## AIM OF THE EXERCISE
Every record must come back unchanged, apart from the pictures, which are dropped.

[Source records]

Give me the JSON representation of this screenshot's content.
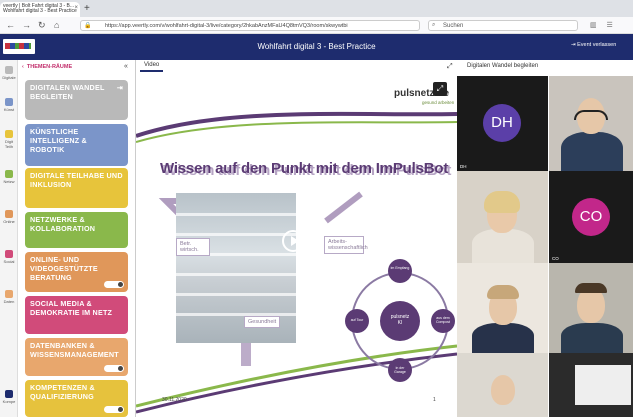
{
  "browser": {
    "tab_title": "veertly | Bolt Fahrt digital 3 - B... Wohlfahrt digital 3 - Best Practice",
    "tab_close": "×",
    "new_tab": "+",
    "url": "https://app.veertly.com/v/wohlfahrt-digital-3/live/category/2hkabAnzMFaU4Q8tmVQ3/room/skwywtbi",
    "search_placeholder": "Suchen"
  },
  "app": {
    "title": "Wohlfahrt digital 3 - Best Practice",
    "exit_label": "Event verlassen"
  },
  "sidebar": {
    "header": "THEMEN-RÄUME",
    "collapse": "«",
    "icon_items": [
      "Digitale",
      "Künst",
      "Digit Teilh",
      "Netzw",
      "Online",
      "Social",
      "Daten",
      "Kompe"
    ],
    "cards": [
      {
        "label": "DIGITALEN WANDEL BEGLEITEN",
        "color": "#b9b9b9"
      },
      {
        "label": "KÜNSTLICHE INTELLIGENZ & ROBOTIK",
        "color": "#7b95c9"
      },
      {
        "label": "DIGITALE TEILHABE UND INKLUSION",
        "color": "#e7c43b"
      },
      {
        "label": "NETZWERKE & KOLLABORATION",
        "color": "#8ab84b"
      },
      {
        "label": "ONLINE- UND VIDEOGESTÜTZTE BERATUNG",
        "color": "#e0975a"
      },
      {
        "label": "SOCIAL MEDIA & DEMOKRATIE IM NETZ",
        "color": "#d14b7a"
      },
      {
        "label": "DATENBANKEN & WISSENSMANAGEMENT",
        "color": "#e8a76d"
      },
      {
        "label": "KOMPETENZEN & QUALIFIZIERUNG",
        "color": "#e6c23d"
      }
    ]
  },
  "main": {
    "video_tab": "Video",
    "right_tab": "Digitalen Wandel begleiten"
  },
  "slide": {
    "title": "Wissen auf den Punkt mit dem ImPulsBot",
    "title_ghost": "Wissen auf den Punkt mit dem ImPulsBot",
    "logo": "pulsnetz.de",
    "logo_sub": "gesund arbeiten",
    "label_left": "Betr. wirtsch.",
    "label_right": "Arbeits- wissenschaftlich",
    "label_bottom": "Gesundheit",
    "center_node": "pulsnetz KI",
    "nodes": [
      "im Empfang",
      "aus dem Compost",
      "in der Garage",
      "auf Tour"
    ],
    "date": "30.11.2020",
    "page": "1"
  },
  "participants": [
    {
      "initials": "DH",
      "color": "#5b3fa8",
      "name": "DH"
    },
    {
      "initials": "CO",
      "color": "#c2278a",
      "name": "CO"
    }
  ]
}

## SOLUTION FOR THIS EXERCISE
Give me the JSON representation of this screenshot's content.
{
  "browser": {
    "tab_title": "veertly | Bolt Fahrt digital 3 - B... Wohlfahrt digital 3 - Best Practice",
    "tab_close": "×",
    "new_tab": "+",
    "url": "https://app.veertly.com/v/wohlfahrt-digital-3/live/category/2hkabAnzMFaU4Q8tmVQ3/room/skwywtbi",
    "search_placeholder": "Suchen"
  },
  "app": {
    "title": "Wohlfahrt digital 3 - Best Practice",
    "exit_label": "Event verlassen"
  },
  "sidebar": {
    "header": "THEMEN-RÄUME",
    "collapse": "«",
    "icon_items": [
      "Digitale",
      "Künst",
      "Digit Teilh",
      "Netzw",
      "Online",
      "Social",
      "Daten",
      "Kompe"
    ],
    "cards": [
      {
        "label": "DIGITALEN WANDEL BEGLEITEN",
        "color": "#b9b9b9"
      },
      {
        "label": "KÜNSTLICHE INTELLIGENZ & ROBOTIK",
        "color": "#7b95c9"
      },
      {
        "label": "DIGITALE TEILHABE UND INKLUSION",
        "color": "#e7c43b"
      },
      {
        "label": "NETZWERKE & KOLLABORATION",
        "color": "#8ab84b"
      },
      {
        "label": "ONLINE- UND VIDEOGESTÜTZTE BERATUNG",
        "color": "#e0975a"
      },
      {
        "label": "SOCIAL MEDIA & DEMOKRATIE IM NETZ",
        "color": "#d14b7a"
      },
      {
        "label": "DATENBANKEN & WISSENSMANAGEMENT",
        "color": "#e8a76d"
      },
      {
        "label": "KOMPETENZEN & QUALIFIZIERUNG",
        "color": "#e6c23d"
      }
    ]
  },
  "main": {
    "video_tab": "Video",
    "right_tab": "Digitalen Wandel begleiten"
  },
  "slide": {
    "title": "Wissen auf den Punkt mit dem ImPulsBot",
    "title_ghost": "Wissen auf den Punkt mit dem ImPulsBot",
    "logo": "pulsnetz.de",
    "logo_sub": "gesund arbeiten",
    "label_left": "Betr. wirtsch.",
    "label_right": "Arbeits- wissenschaftlich",
    "label_bottom": "Gesundheit",
    "center_node": "pulsnetz KI",
    "nodes": [
      "im Empfang",
      "aus dem Compost",
      "in der Garage",
      "auf Tour"
    ],
    "date": "30.11.2020",
    "page": "1"
  },
  "participants": [
    {
      "initials": "DH",
      "color": "#5b3fa8",
      "name": "DH"
    },
    {
      "initials": "CO",
      "color": "#c2278a",
      "name": "CO"
    }
  ]
}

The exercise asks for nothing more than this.